A list of companies sorted as follows:
|#||Pos.||size||sector||basic salary||cash bonus||share bonus||long term incentive plan (LTIPs)||pension|
How to get this information?
The majority of companies list these information within the annual reports and publish it for the public. But, for companies to obtain the meaningful results, they will have to search in large volumes of these reports, not to mention that it will be hard to analyze the data. It is a common procedure for companies to hire a third party, such as Bakkah Inc., to carry out this work and therefore save a lot of time and effort.
Why is salary benchmark considered important for companies?
- Reduce the risk of losing top executives as a result of better offers paid by competitors.
- To prove to their shareholders in black and white that their senior staff provide value for money.
- These then give a clear indication of how their directors’ pay compares with the market.
- To see what other companies in your region are paying, which can aid both recruitment and retention.
- It helps to maintain your company’s reputation.
6 Steps to Create a Salary Benchmarking
- Do job descriptions. You should have job descriptions for everyone in your organization. They will be essential for matching skills, responsibilities and experience to each job position, since you can’t count on salary benchmarking surveys to use the same job titles that you do.

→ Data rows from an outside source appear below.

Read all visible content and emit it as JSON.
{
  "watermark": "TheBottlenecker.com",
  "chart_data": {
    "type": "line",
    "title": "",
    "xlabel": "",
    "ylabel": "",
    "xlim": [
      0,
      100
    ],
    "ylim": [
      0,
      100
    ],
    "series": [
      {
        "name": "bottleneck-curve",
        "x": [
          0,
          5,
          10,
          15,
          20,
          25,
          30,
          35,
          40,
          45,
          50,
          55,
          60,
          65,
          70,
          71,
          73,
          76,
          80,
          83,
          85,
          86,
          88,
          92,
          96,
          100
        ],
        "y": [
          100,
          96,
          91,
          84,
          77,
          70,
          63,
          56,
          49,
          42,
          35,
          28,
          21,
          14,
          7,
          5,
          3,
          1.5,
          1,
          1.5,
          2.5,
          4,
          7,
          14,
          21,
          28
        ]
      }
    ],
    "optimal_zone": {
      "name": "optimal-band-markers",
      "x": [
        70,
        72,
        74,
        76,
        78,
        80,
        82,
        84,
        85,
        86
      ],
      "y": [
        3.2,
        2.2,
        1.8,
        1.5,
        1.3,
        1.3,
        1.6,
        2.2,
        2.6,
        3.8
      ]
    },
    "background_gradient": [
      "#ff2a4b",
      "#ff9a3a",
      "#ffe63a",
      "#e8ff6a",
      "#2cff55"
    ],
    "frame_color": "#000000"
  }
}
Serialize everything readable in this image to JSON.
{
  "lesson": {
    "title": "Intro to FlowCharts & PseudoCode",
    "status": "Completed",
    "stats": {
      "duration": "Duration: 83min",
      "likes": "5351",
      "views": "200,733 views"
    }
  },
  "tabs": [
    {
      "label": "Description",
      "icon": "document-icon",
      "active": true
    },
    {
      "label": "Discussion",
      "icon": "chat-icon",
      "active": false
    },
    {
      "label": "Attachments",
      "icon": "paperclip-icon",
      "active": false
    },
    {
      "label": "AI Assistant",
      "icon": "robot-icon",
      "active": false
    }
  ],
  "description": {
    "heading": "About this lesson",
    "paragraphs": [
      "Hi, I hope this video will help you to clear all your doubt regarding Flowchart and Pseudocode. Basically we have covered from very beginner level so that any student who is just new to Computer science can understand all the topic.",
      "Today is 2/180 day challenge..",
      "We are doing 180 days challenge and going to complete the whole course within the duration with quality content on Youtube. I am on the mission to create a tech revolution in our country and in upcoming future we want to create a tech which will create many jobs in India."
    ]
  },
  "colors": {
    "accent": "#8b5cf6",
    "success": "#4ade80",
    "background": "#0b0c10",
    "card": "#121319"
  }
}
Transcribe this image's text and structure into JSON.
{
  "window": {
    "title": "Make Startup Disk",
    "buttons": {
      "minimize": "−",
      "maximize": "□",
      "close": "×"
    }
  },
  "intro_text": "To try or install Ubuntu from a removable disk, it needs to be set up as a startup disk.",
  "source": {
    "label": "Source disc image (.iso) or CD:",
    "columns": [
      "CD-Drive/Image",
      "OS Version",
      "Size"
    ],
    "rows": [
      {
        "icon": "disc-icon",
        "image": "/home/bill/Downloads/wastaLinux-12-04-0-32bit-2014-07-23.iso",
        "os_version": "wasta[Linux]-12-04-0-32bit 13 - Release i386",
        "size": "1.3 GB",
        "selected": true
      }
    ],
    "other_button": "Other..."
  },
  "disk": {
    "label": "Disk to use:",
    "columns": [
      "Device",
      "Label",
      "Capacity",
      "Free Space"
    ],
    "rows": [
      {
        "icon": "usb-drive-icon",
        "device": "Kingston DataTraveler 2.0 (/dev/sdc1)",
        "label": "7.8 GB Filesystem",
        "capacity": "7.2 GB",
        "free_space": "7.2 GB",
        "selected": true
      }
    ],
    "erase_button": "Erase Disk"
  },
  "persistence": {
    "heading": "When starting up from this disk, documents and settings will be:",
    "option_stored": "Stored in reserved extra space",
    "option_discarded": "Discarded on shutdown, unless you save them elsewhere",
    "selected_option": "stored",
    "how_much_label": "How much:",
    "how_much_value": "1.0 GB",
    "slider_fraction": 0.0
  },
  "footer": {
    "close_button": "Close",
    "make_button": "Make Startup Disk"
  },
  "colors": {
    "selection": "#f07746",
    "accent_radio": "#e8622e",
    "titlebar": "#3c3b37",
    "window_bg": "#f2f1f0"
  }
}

- Plan. Start building the salary benchmarking plan.
- Determine the purpose. Salary reviews? Is there a team that the organization may be over‐ or under‐ paying? Are you losing top performing employees or struggling to recruit fresh talent into a particular area of the business?
- Establish the goals. For example, to reduce management pay by 10 % in the next 18 months. Or establish a 5 % pay increase for key players that can stave off a retention issue you’re having. You will use these goals later to measure your project’s success.
- Outline your approximate budget and resources needs.Normally, there are two major costs to conducting a market study – salary benchmarking data and HR consultant time. If you plan to do the study in-house, you’ll only need to budget for benchmark survey data. If you choose to use outsourcing, don’t forget to add HR consulting fees into your budget, and understand what’s included upfront. So, take time to find out what the outside research will cost and if you need to include internal time, or consulting fees.
- Craft a timeline.Having your goals in mind, you can now create a timeline for your salary benchmarking project. If you’re a company with high employee turnover, you may need a shorter timeline so that you can perform an external market study once a year. If you’re hiring less frequently, you can likely complete a study every 18-24 months.
Bakkah team for training and consulting